Stored records:
----

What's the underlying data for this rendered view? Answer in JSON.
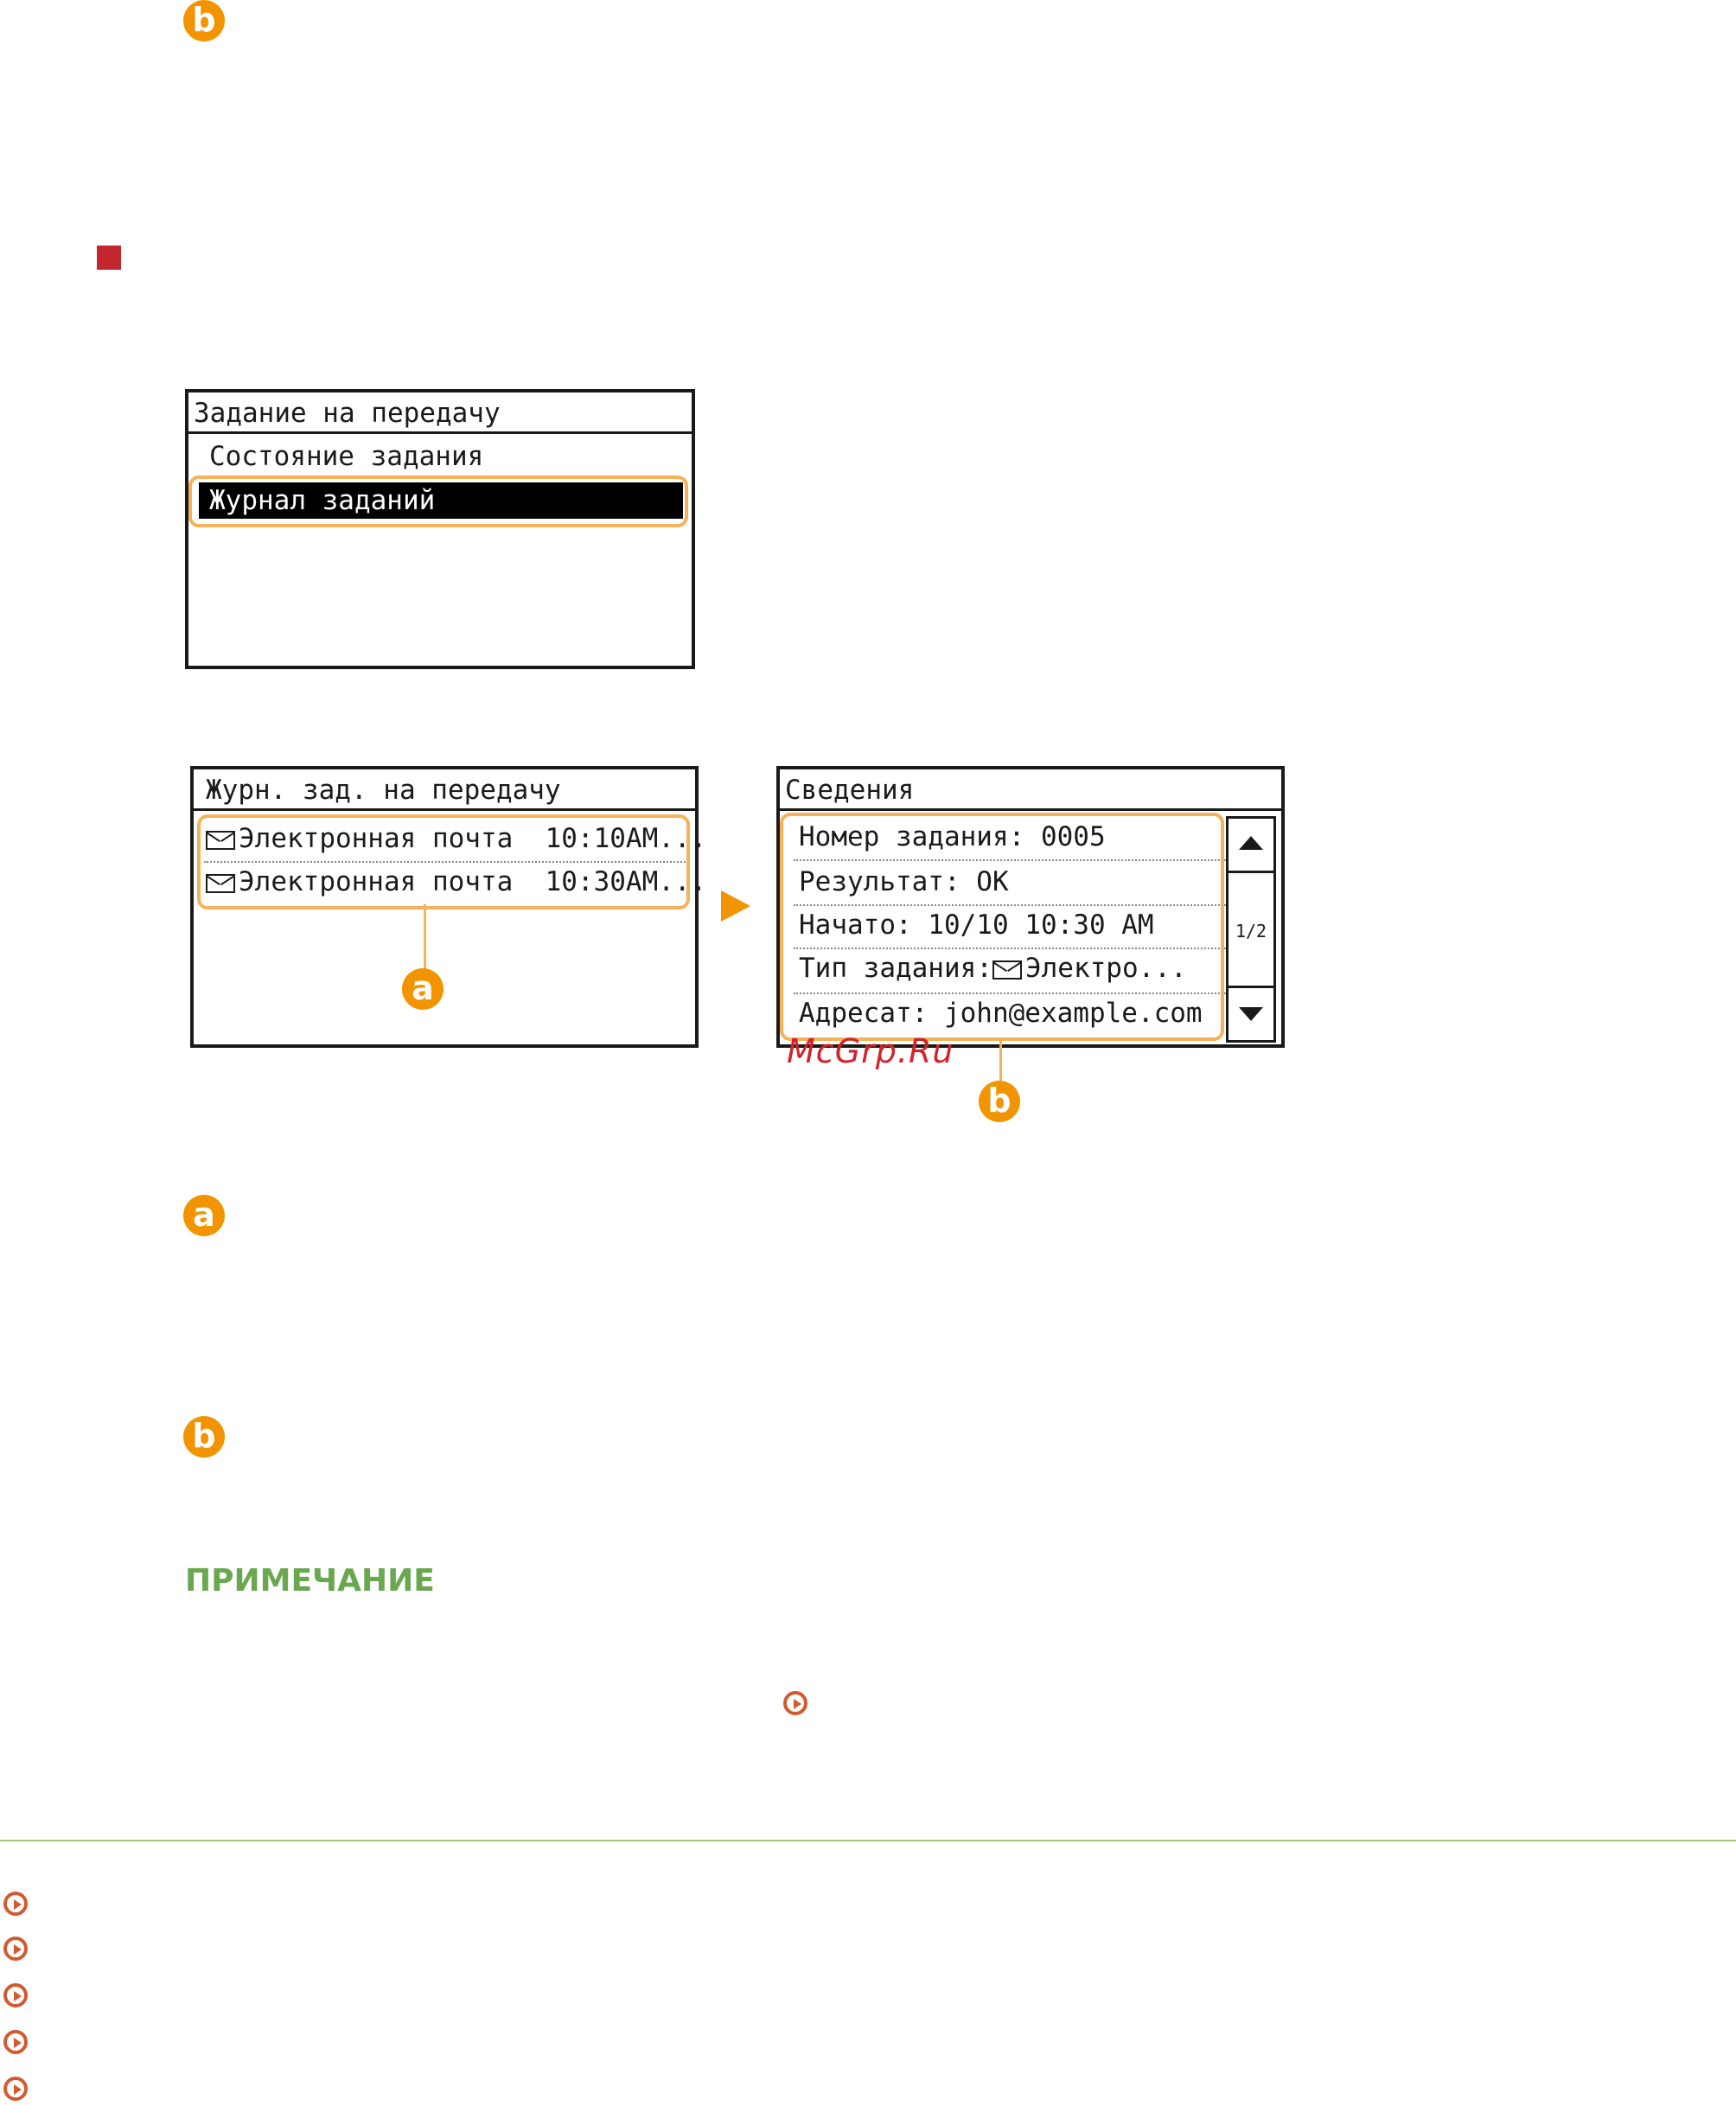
{
  "callouts": {
    "a": "a",
    "b": "b"
  },
  "screen1": {
    "title": "Задание на передачу",
    "items": [
      "Состояние задания",
      "Журнал заданий"
    ]
  },
  "screen2": {
    "title": "Журн. зад. на передачу",
    "rows": [
      {
        "type": "Электронная почта",
        "time": "10:10AM..."
      },
      {
        "type": "Электронная почта",
        "time": "10:30AM..."
      }
    ]
  },
  "screen3": {
    "title": "Сведения",
    "rows": [
      "Номер задания: 0005",
      "Результат: OK",
      "Начато: 10/10 10:30 AM",
      "Тип задания:",
      "Адресат: john@example.com"
    ],
    "job_type_value": "Электро...",
    "page_indicator": "1/2"
  },
  "note_heading": "ПРИМЕЧАНИЕ",
  "watermark": "McGrp.Ru",
  "colors": {
    "accent": "#f29400",
    "red": "#c1272d",
    "note_green": "#6aa84f",
    "link": "#d25a30"
  },
  "icons": [
    "envelope-icon",
    "scroll-up-icon",
    "scroll-down-icon",
    "next-arrow-icon",
    "link-arrow-icon"
  ]
}
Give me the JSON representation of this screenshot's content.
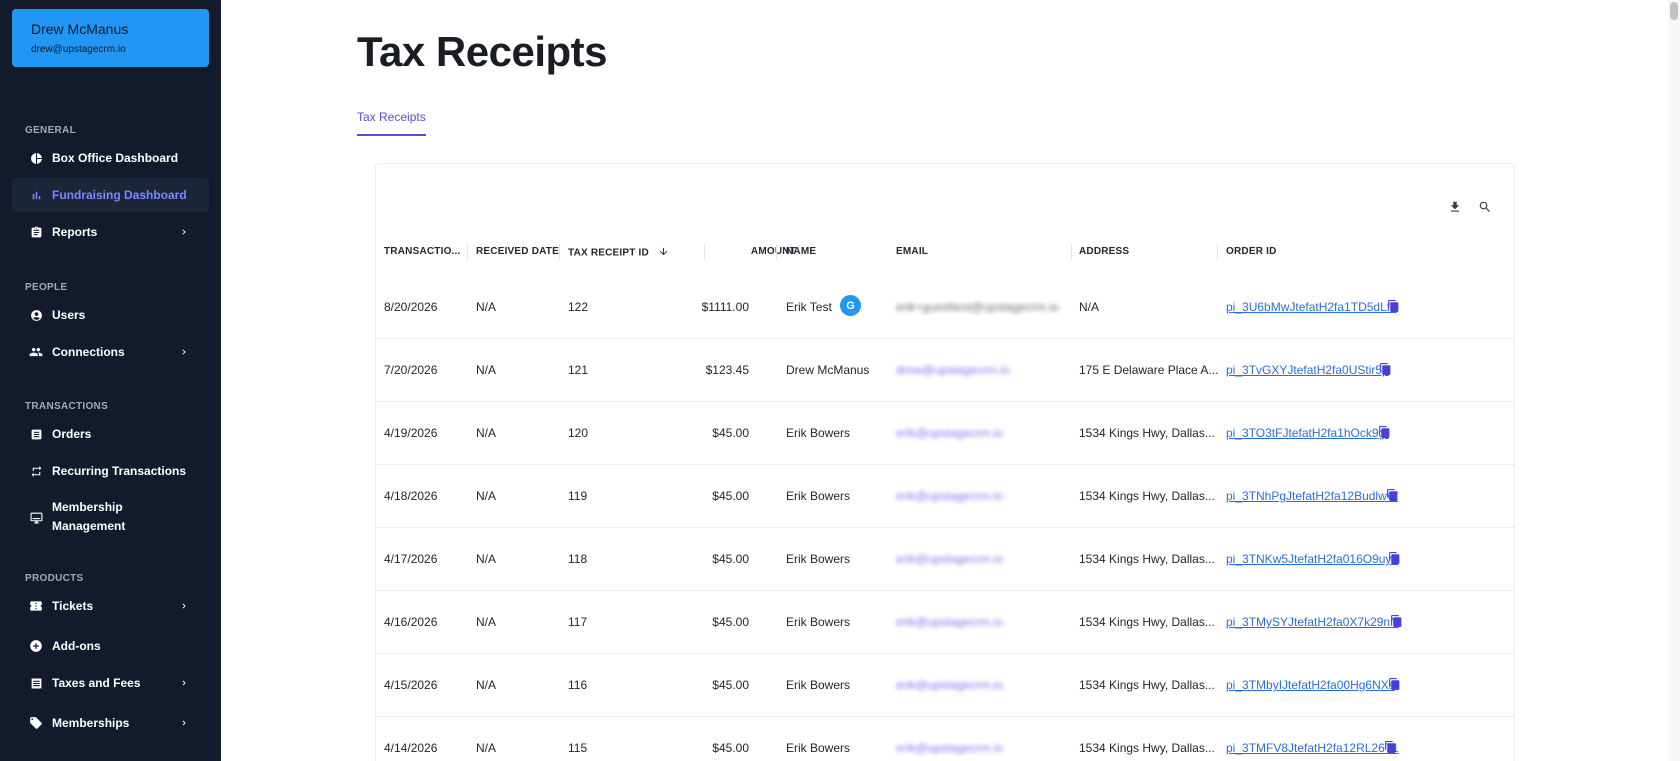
{
  "user": {
    "name": "Drew McManus",
    "email": "drew@upstagecrm.io"
  },
  "sidebar": {
    "sections": [
      {
        "label": "GENERAL"
      },
      {
        "label": "PEOPLE"
      },
      {
        "label": "TRANSACTIONS"
      },
      {
        "label": "PRODUCTS"
      }
    ],
    "items": [
      {
        "label": "Box Office Dashboard"
      },
      {
        "label": "Fundraising Dashboard"
      },
      {
        "label": "Reports"
      },
      {
        "label": "Users"
      },
      {
        "label": "Connections"
      },
      {
        "label": "Orders"
      },
      {
        "label": "Recurring Transactions"
      },
      {
        "label": "Membership Management"
      },
      {
        "label": "Tickets"
      },
      {
        "label": "Add-ons"
      },
      {
        "label": "Taxes and Fees"
      },
      {
        "label": "Memberships"
      }
    ]
  },
  "page": {
    "title": "Tax Receipts",
    "tab": "Tax Receipts"
  },
  "table": {
    "headers": {
      "transaction": "TRANSACTIO...",
      "received": "RECEIVED DATE",
      "receipt_id": "TAX RECEIPT ID",
      "amount": "AMOUNT",
      "name": "NAME",
      "email": "EMAIL",
      "address": "ADDRESS",
      "order": "ORDER ID"
    },
    "rows": [
      {
        "date": "8/20/2026",
        "received": "N/A",
        "id": "122",
        "amount": "$1111.00",
        "name": "Erik Test",
        "badge": "G",
        "email": "erik+guesttest@upstagecrm.io",
        "address": "N/A",
        "order": "pi_3U6bMwJtefatH2fa1TD5dLfb"
      },
      {
        "date": "7/20/2026",
        "received": "N/A",
        "id": "121",
        "amount": "$123.45",
        "name": "Drew McManus",
        "email": "drew@upstagecrm.io",
        "address": "175 E Delaware Place A...",
        "order": "pi_3TvGXYJtefatH2fa0UStir5p"
      },
      {
        "date": "4/19/2026",
        "received": "N/A",
        "id": "120",
        "amount": "$45.00",
        "name": "Erik Bowers",
        "email": "erik@upstagecrm.io",
        "address": "1534 Kings Hwy, Dallas...",
        "order": "pi_3TO3tFJtefatH2fa1hOck9gt"
      },
      {
        "date": "4/18/2026",
        "received": "N/A",
        "id": "119",
        "amount": "$45.00",
        "name": "Erik Bowers",
        "email": "erik@upstagecrm.io",
        "address": "1534 Kings Hwy, Dallas...",
        "order": "pi_3TNhPgJtefatH2fa12BudlwW"
      },
      {
        "date": "4/17/2026",
        "received": "N/A",
        "id": "118",
        "amount": "$45.00",
        "name": "Erik Bowers",
        "email": "erik@upstagecrm.io",
        "address": "1534 Kings Hwy, Dallas...",
        "order": "pi_3TNKw5JtefatH2fa016O9uy0"
      },
      {
        "date": "4/16/2026",
        "received": "N/A",
        "id": "117",
        "amount": "$45.00",
        "name": "Erik Bowers",
        "email": "erik@upstagecrm.io",
        "address": "1534 Kings Hwy, Dallas...",
        "order": "pi_3TMySYJtefatH2fa0X7k29nN"
      },
      {
        "date": "4/15/2026",
        "received": "N/A",
        "id": "116",
        "amount": "$45.00",
        "name": "Erik Bowers",
        "email": "erik@upstagecrm.io",
        "address": "1534 Kings Hwy, Dallas...",
        "order": "pi_3TMbyIJtefatH2fa00Hg6NXs"
      },
      {
        "date": "4/14/2026",
        "received": "N/A",
        "id": "115",
        "amount": "$45.00",
        "name": "Erik Bowers",
        "email": "erik@upstagecrm.io",
        "address": "1534 Kings Hwy, Dallas...",
        "order": "pi_3TMFV8JtefatH2fa12RL26T1"
      }
    ]
  },
  "colors": {
    "sidebar_bg": "#121a2c",
    "accent": "#2196f3",
    "active_nav": "#7b86ff",
    "link": "#2a6fd6",
    "tab_accent": "#5b4bdb"
  }
}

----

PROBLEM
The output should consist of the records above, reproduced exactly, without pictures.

SOLUTION TO THIS TASK
What's the underlying data for this rendered view? Answer in JSON.
{
  "callouts": {
    "a": "a",
    "b": "b"
  },
  "screen1": {
    "title": "Задание на передачу",
    "items": [
      "Состояние задания",
      "Журнал заданий"
    ]
  },
  "screen2": {
    "title": "Журн. зад. на передачу",
    "rows": [
      {
        "type": "Электронная почта",
        "time": "10:10AM..."
      },
      {
        "type": "Электронная почта",
        "time": "10:30AM..."
      }
    ]
  },
  "screen3": {
    "title": "Сведения",
    "rows": [
      "Номер задания: 0005",
      "Результат: OK",
      "Начато: 10/10 10:30 AM",
      "Тип задания:",
      "Адресат: john@example.com"
    ],
    "job_type_value": "Электро...",
    "page_indicator": "1/2"
  },
  "note_heading": "ПРИМЕЧАНИЕ",
  "watermark": "McGrp.Ru",
  "colors": {
    "accent": "#f29400",
    "red": "#c1272d",
    "note_green": "#6aa84f",
    "link": "#d25a30"
  },
  "icons": [
    "envelope-icon",
    "scroll-up-icon",
    "scroll-down-icon",
    "next-arrow-icon",
    "link-arrow-icon"
  ]
}
Give me the JSON representation of this screenshot's content.
{
  "user": {
    "name": "Drew McManus",
    "email": "drew@upstagecrm.io"
  },
  "sidebar": {
    "sections": [
      {
        "label": "GENERAL"
      },
      {
        "label": "PEOPLE"
      },
      {
        "label": "TRANSACTIONS"
      },
      {
        "label": "PRODUCTS"
      }
    ],
    "items": [
      {
        "label": "Box Office Dashboard"
      },
      {
        "label": "Fundraising Dashboard"
      },
      {
        "label": "Reports"
      },
      {
        "label": "Users"
      },
      {
        "label": "Connections"
      },
      {
        "label": "Orders"
      },
      {
        "label": "Recurring Transactions"
      },
      {
        "label": "Membership Management"
      },
      {
        "label": "Tickets"
      },
      {
        "label": "Add-ons"
      },
      {
        "label": "Taxes and Fees"
      },
      {
        "label": "Memberships"
      }
    ]
  },
  "page": {
    "title": "Tax Receipts",
    "tab": "Tax Receipts"
  },
  "table": {
    "headers": {
      "transaction": "TRANSACTIO...",
      "received": "RECEIVED DATE",
      "receipt_id": "TAX RECEIPT ID",
      "amount": "AMOUNT",
      "name": "NAME",
      "email": "EMAIL",
      "address": "ADDRESS",
      "order": "ORDER ID"
    },
    "rows": [
      {
        "date": "8/20/2026",
        "received": "N/A",
        "id": "122",
        "amount": "$1111.00",
        "name": "Erik Test",
        "badge": "G",
        "email": "erik+guesttest@upstagecrm.io",
        "address": "N/A",
        "order": "pi_3U6bMwJtefatH2fa1TD5dLfb"
      },
      {
        "date": "7/20/2026",
        "received": "N/A",
        "id": "121",
        "amount": "$123.45",
        "name": "Drew McManus",
        "email": "drew@upstagecrm.io",
        "address": "175 E Delaware Place A...",
        "order": "pi_3TvGXYJtefatH2fa0UStir5p"
      },
      {
        "date": "4/19/2026",
        "received": "N/A",
        "id": "120",
        "amount": "$45.00",
        "name": "Erik Bowers",
        "email": "erik@upstagecrm.io",
        "address": "1534 Kings Hwy, Dallas...",
        "order": "pi_3TO3tFJtefatH2fa1hOck9gt"
      },
      {
        "date": "4/18/2026",
        "received": "N/A",
        "id": "119",
        "amount": "$45.00",
        "name": "Erik Bowers",
        "email": "erik@upstagecrm.io",
        "address": "1534 Kings Hwy, Dallas...",
        "order": "pi_3TNhPgJtefatH2fa12BudlwW"
      },
      {
        "date": "4/17/2026",
        "received": "N/A",
        "id": "118",
        "amount": "$45.00",
        "name": "Erik Bowers",
        "email": "erik@upstagecrm.io",
        "address": "1534 Kings Hwy, Dallas...",
        "order": "pi_3TNKw5JtefatH2fa016O9uy0"
      },
      {
        "date": "4/16/2026",
        "received": "N/A",
        "id": "117",
        "amount": "$45.00",
        "name": "Erik Bowers",
        "email": "erik@upstagecrm.io",
        "address": "1534 Kings Hwy, Dallas...",
        "order": "pi_3TMySYJtefatH2fa0X7k29nN"
      },
      {
        "date": "4/15/2026",
        "received": "N/A",
        "id": "116",
        "amount": "$45.00",
        "name": "Erik Bowers",
        "email": "erik@upstagecrm.io",
        "address": "1534 Kings Hwy, Dallas...",
        "order": "pi_3TMbyIJtefatH2fa00Hg6NXs"
      },
      {
        "date": "4/14/2026",
        "received": "N/A",
        "id": "115",
        "amount": "$45.00",
        "name": "Erik Bowers",
        "email": "erik@upstagecrm.io",
        "address": "1534 Kings Hwy, Dallas...",
        "order": "pi_3TMFV8JtefatH2fa12RL26T1"
      }
    ]
  },
  "colors": {
    "sidebar_bg": "#121a2c",
    "accent": "#2196f3",
    "active_nav": "#7b86ff",
    "link": "#2a6fd6",
    "tab_accent": "#5b4bdb"
  }
}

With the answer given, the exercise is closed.